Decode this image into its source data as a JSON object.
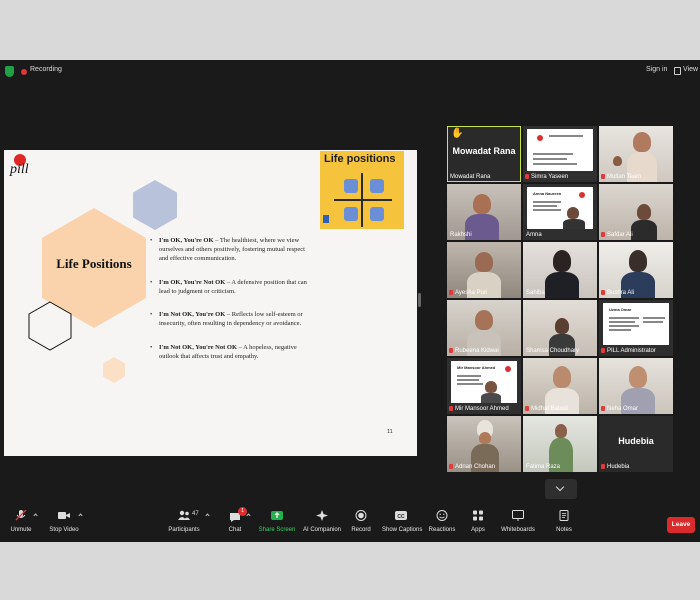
{
  "topbar": {
    "recording_label": "Recording",
    "signin_label": "Sign in",
    "view_label": "View"
  },
  "slide": {
    "logo_text": "pill",
    "title": "Life Positions",
    "image_title": "Life positions",
    "page_number": "11",
    "bullets": [
      {
        "bold": "I'm OK, You're OK",
        "text": " – The healthiest, where we view ourselves and others positively, fostering mutual respect and effective communication."
      },
      {
        "bold": "I'm OK, You're Not OK",
        "text": " – A defensive position that can lead to judgment or criticism."
      },
      {
        "bold": "I'm Not OK, You're OK",
        "text": " – Reflects low self-esteem or insecurity, often resulting in dependency or avoidance."
      },
      {
        "bold": "I'm Not OK, You're Not OK",
        "text": " – A hopeless, negative outlook that affects trust and empathy."
      }
    ]
  },
  "participants": [
    {
      "name": "Mowadat Rana",
      "display": "Mowadat Rana"
    },
    {
      "name": "Simra Yaseen"
    },
    {
      "name": "Multan Team"
    },
    {
      "name": "Rakhshi"
    },
    {
      "name": "Amna"
    },
    {
      "name": "Safdar Ali"
    },
    {
      "name": "Ayesha Puri"
    },
    {
      "name": "Sahiba"
    },
    {
      "name": "Bushra Ali"
    },
    {
      "name": "Rubeena Kidwai"
    },
    {
      "name": "Shamsa Choudhary"
    },
    {
      "name": "PILL Administrator"
    },
    {
      "name": "Mir Mansoor Ahmed"
    },
    {
      "name": "Midhat Batool"
    },
    {
      "name": "Neha Omar"
    },
    {
      "name": "Adnan Chohan"
    },
    {
      "name": "Fatima Raza"
    },
    {
      "name": "Hudebia",
      "display": "Hudebia"
    }
  ],
  "tile_text": {
    "amna_header": "Amna Naureen",
    "uzma_header": "Uzma Omar",
    "mir_header": "Mir Mansoor Ahmed"
  },
  "toolbar": {
    "unmute": "Unmute",
    "stop_video": "Stop Video",
    "participants": "Participants",
    "participants_count": "47",
    "chat": "Chat",
    "chat_badge": "1",
    "share_screen": "Share Screen",
    "ai_companion": "AI Companion",
    "record": "Record",
    "show_captions": "Show Captions",
    "reactions": "Reactions",
    "apps": "Apps",
    "whiteboards": "Whiteboards",
    "notes": "Notes",
    "leave": "Leave"
  },
  "colors": {
    "accent_green": "#21a045",
    "active_outline": "#c8e64c",
    "leave_red": "#d92b2b",
    "slide_orange": "#fad3ad",
    "slide_blue": "#b8c3db"
  }
}
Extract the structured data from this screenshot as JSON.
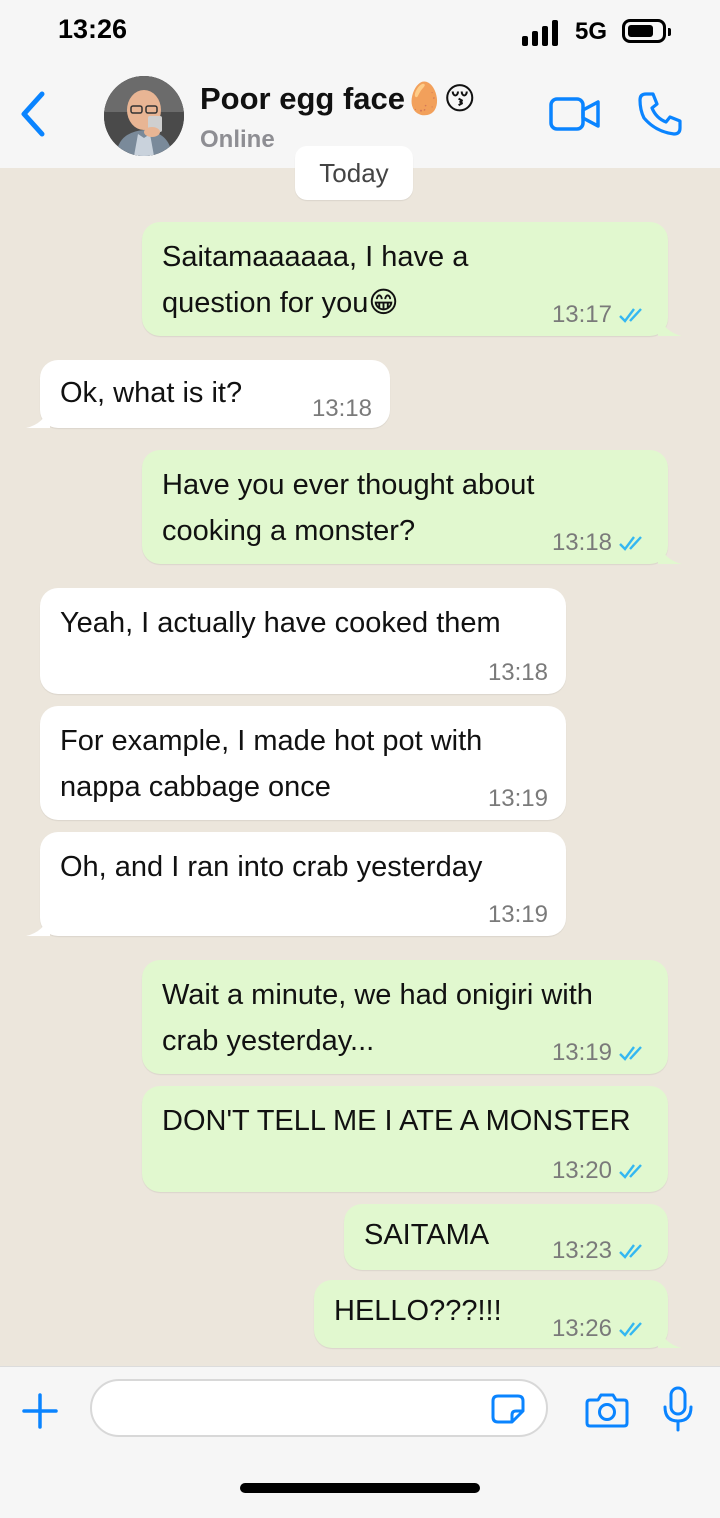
{
  "status_bar": {
    "time": "13:26",
    "network": "5G"
  },
  "header": {
    "contact_name": "Poor egg face🥚😚",
    "contact_status": "Online",
    "icons": [
      "chevron-left-icon",
      "avatar",
      "video-camera-icon",
      "phone-icon"
    ],
    "accent_color": "#0a84ff"
  },
  "chat": {
    "date_label": "Today",
    "messages": [
      {
        "direction": "out",
        "text": "Saitamaaaaaa, I have a question for you😁",
        "time": "13:17",
        "status": "read"
      },
      {
        "direction": "in",
        "text": "Ok, what is it?",
        "time": "13:18"
      },
      {
        "direction": "out",
        "text": "Have you ever thought about cooking a monster?",
        "time": "13:18",
        "status": "read"
      },
      {
        "direction": "in",
        "text": "Yeah, I actually have cooked them",
        "time": "13:18"
      },
      {
        "direction": "in",
        "text": "For example, I made hot pot with nappa cabbage once",
        "time": "13:19"
      },
      {
        "direction": "in",
        "text": "Oh, and I ran into crab yesterday",
        "time": "13:19"
      },
      {
        "direction": "out",
        "text": "Wait a minute, we had onigiri with crab yesterday...",
        "time": "13:19",
        "status": "read"
      },
      {
        "direction": "out",
        "text": "DON'T TELL ME I ATE A MONSTER",
        "time": "13:20",
        "status": "read"
      },
      {
        "direction": "out",
        "text": "SAITAMA",
        "time": "13:23",
        "status": "read"
      },
      {
        "direction": "out",
        "text": "HELLO???!!!",
        "time": "13:26",
        "status": "read"
      }
    ],
    "colors": {
      "outgoing_bubble": "#e1f8cf",
      "incoming_bubble": "#ffffff",
      "read_ticks": "#34b7f1"
    }
  },
  "input_bar": {
    "placeholder": "",
    "icons": [
      "plus-icon",
      "sticker-icon",
      "camera-icon",
      "microphone-icon"
    ]
  }
}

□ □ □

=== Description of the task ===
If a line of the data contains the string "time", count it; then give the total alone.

=== Solution to the exercise ===
11